[Stored records]

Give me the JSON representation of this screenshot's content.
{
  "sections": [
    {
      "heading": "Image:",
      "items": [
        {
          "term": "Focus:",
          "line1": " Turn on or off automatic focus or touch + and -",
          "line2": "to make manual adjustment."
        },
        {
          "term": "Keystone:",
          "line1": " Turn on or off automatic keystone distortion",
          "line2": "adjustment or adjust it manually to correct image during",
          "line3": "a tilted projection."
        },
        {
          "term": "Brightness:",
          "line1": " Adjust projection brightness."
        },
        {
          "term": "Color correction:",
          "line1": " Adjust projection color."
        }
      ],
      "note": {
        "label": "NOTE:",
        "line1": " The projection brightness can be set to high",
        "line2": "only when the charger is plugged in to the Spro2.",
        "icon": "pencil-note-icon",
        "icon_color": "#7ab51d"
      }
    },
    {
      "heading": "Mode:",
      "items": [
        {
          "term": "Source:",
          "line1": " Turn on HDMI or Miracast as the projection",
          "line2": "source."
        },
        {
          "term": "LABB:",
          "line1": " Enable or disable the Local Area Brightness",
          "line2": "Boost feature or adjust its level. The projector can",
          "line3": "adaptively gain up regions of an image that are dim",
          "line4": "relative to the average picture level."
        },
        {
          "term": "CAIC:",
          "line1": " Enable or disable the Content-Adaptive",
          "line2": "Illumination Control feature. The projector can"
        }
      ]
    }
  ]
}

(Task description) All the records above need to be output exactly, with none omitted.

(Task answer)
Give me the JSON representation of this screenshot's content.
{
  "sections": [
    {
      "heading": "Image:",
      "items": [
        {
          "term": "Focus:",
          "line1": " Turn on or off automatic focus or touch + and -",
          "line2": "to make manual adjustment."
        },
        {
          "term": "Keystone:",
          "line1": " Turn on or off automatic keystone distortion",
          "line2": "adjustment or adjust it manually to correct image during",
          "line3": "a tilted projection."
        },
        {
          "term": "Brightness:",
          "line1": " Adjust projection brightness."
        },
        {
          "term": "Color correction:",
          "line1": " Adjust projection color."
        }
      ],
      "note": {
        "label": "NOTE:",
        "line1": " The projection brightness can be set to high",
        "line2": "only when the charger is plugged in to the Spro2.",
        "icon": "pencil-note-icon",
        "icon_color": "#7ab51d"
      }
    },
    {
      "heading": "Mode:",
      "items": [
        {
          "term": "Source:",
          "line1": " Turn on HDMI or Miracast as the projection",
          "line2": "source."
        },
        {
          "term": "LABB:",
          "line1": " Enable or disable the Local Area Brightness",
          "line2": "Boost feature or adjust its level. The projector can",
          "line3": "adaptively gain up regions of an image that are dim",
          "line4": "relative to the average picture level."
        },
        {
          "term": "CAIC:",
          "line1": " Enable or disable the Content-Adaptive",
          "line2": "Illumination Control feature. The projector can"
        }
      ]
    }
  ]
}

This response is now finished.